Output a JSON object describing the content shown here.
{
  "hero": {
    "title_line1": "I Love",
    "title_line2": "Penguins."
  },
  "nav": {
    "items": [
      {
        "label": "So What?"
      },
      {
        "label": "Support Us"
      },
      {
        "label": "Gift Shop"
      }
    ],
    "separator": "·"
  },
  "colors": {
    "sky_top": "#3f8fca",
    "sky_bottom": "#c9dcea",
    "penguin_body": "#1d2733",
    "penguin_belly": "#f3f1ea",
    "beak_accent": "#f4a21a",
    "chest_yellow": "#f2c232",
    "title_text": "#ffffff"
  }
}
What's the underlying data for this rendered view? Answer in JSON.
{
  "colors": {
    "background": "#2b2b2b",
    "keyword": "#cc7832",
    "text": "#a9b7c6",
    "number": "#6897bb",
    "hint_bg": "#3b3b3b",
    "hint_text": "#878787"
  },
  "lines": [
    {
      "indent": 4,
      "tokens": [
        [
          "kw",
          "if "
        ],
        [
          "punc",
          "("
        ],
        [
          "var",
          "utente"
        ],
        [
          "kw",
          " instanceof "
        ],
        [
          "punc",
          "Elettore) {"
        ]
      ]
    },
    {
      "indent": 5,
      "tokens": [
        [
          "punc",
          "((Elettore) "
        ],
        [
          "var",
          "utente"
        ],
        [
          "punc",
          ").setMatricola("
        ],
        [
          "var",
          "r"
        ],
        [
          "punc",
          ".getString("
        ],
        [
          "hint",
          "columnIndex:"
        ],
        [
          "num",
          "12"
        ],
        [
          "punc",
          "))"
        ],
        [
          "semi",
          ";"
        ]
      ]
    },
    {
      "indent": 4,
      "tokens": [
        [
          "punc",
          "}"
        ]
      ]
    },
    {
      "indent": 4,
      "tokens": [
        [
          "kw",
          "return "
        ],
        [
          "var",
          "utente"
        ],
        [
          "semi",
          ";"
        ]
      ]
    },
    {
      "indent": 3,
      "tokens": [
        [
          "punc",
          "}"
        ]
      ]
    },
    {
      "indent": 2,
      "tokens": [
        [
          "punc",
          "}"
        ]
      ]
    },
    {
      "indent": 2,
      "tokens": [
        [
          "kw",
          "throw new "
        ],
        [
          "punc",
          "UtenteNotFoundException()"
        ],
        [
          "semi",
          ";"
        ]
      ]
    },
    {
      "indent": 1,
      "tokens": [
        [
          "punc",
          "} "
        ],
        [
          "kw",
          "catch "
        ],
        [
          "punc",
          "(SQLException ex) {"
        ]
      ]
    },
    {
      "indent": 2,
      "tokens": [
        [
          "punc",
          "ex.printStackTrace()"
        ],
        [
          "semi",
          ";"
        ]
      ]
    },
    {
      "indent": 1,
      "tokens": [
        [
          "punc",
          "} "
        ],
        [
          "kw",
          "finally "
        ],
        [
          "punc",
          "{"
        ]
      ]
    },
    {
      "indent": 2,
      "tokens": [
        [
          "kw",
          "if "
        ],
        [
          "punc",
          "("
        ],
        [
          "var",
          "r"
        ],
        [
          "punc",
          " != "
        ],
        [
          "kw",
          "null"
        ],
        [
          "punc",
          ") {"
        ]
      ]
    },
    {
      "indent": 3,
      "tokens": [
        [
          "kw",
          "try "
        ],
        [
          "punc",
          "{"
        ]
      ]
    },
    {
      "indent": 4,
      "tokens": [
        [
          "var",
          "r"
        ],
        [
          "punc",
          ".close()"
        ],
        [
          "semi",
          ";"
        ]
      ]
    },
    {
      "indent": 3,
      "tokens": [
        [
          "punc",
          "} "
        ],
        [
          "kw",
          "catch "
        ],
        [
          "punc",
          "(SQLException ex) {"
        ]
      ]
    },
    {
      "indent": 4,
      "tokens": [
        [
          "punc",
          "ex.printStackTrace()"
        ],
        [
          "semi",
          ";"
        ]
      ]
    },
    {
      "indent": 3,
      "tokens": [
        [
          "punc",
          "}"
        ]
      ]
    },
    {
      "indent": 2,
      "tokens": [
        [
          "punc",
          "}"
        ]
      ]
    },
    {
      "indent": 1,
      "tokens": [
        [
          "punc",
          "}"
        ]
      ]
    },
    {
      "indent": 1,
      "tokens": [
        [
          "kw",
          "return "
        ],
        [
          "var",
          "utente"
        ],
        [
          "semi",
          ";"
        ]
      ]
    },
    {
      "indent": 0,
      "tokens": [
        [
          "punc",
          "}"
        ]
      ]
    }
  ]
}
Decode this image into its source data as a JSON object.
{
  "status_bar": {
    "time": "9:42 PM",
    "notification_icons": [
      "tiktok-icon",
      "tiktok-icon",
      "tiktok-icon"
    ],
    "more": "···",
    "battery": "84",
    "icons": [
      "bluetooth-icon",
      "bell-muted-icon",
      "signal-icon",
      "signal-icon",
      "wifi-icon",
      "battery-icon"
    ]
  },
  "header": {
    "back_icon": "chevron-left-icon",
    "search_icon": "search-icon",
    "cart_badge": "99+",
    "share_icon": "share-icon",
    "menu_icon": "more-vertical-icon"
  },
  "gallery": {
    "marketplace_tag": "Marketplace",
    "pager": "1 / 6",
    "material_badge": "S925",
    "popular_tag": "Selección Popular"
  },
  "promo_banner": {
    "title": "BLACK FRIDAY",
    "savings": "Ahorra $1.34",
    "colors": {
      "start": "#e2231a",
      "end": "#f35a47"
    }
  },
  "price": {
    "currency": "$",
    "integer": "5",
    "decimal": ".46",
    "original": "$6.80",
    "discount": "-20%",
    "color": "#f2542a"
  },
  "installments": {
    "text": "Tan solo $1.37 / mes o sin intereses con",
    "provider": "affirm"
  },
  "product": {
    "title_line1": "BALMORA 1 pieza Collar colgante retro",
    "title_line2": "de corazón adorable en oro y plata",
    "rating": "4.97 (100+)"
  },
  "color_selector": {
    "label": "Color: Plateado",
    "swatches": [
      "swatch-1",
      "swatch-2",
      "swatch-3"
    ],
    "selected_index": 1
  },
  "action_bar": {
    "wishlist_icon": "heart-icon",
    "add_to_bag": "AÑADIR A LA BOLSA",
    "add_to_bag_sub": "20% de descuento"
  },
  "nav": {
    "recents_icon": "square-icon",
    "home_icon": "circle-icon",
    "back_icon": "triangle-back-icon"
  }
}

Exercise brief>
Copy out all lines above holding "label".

Answer box>
        "label": "So What?"
        "label": "Support Us"
        "label": "Gift Shop"
    "label": "Color: Plateado",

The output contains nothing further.